George Bush ended five days of inaugural celebrations Sunday by solemnly leading America in worship in what he declared as a National Day of Prayer and Thanksgiving.
The Mormon Tabernacle Choir played a key role in that act of worship. It performed a program of hymns and speeches at Constitution Hall. Part of the program was a taping of the choir's 3,101st weekly "Music and the Spoken Word" program on CBS radio.The concert was one of only a handful of services officially sanctioned by Bush's inaugural committee Sunday. The main service was an interdenominational meeting at the National Cathedral attended by Bush.
Representing The Church of Jesus Christ of Latter-day Saints at the cathedral were Stephen Studdert, a stake president who also headed Bush's inaugural committee, and Elder John K. Carmack, of the First Quorum of Seventy.
Bush, who said he wanted faith to be a main theme of his inauguration and presidency, gave a prayer as his first act of office when he was sworn in Friday. And the first document he signed was declaring the National Day of Prayer and Thanksgiving on Sunday.

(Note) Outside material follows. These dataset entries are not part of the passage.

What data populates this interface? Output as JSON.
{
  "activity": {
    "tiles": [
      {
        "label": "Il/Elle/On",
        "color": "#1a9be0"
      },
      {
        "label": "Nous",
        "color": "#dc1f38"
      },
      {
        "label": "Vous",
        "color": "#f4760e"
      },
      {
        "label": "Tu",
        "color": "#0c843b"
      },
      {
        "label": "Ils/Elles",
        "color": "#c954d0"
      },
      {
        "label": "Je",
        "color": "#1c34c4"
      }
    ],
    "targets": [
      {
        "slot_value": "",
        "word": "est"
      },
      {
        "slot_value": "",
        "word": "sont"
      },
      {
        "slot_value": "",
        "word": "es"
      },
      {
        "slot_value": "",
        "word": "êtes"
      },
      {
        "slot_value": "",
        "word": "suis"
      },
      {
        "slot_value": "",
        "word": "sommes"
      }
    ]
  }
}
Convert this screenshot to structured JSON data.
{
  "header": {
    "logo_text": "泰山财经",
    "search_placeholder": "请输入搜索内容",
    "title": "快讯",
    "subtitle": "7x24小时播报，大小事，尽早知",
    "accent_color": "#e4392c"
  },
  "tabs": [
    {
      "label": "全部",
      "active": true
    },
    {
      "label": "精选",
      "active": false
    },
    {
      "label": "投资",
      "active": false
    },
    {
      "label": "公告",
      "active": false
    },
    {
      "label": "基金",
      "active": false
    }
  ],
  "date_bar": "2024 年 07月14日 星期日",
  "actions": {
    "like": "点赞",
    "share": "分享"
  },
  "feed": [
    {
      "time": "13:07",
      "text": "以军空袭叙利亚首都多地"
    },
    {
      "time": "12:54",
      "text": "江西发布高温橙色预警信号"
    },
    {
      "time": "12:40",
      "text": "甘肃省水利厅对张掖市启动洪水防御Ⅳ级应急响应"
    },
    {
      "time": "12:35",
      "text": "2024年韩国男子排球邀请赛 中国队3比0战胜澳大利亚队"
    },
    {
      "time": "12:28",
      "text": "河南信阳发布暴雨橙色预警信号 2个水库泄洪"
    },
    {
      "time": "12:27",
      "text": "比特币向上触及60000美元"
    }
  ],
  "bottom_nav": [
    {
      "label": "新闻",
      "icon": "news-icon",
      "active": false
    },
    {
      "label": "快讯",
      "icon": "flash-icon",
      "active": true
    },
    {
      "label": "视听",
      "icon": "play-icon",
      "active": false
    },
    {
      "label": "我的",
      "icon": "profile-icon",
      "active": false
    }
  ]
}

At the choir concert, J.W. Marriott Jr. - chairman of the Marriott Corp. and also a stake president of the LDS Church - read the proclamation.
Part of it said, "We celebrate America as `one nation under God.' As I assume the office of president, I am humbled before God and seek his counsel and favor on our land."
It also called for Americans "to gather together . . . in homes and places of worship to pray in thanksgiving for our blessing of peace, freedom, prosperity and independence."
Studdert, who conducted the choir service, said it was only natural for the choir to be officially involved in the National Day of Prayer and Thanksgiving.
"President Bush referred to it as the `nation's choir,' " Studdert said. "It has participated in more inaugural events this week than anyone at all, except President and Mrs. Bush."
The choir, performing with a quintet from the U.S. Air Force Band, sang hymns and patriotic songs, including "Sail, Ship of Democracy," "America the Beautiful" and "God of Our Fathers," which choir narrator J. Spencer Kinard said is the national hymn.
Elder Carmack, in a speech to the crowd, praised the choir's work at the inauguration, saying several members - including conductor Jerold Ottley - had raspy voices and colds from performing outdoors.
The hall for the concert was packed with Washington area members of the LDS Church and many invited dignitaries. Some of those invited included embassy officials from the Soviet Union, Hungary, Czechoslovakia and Zimbabwe - all nations where the church is working hard to improve relations.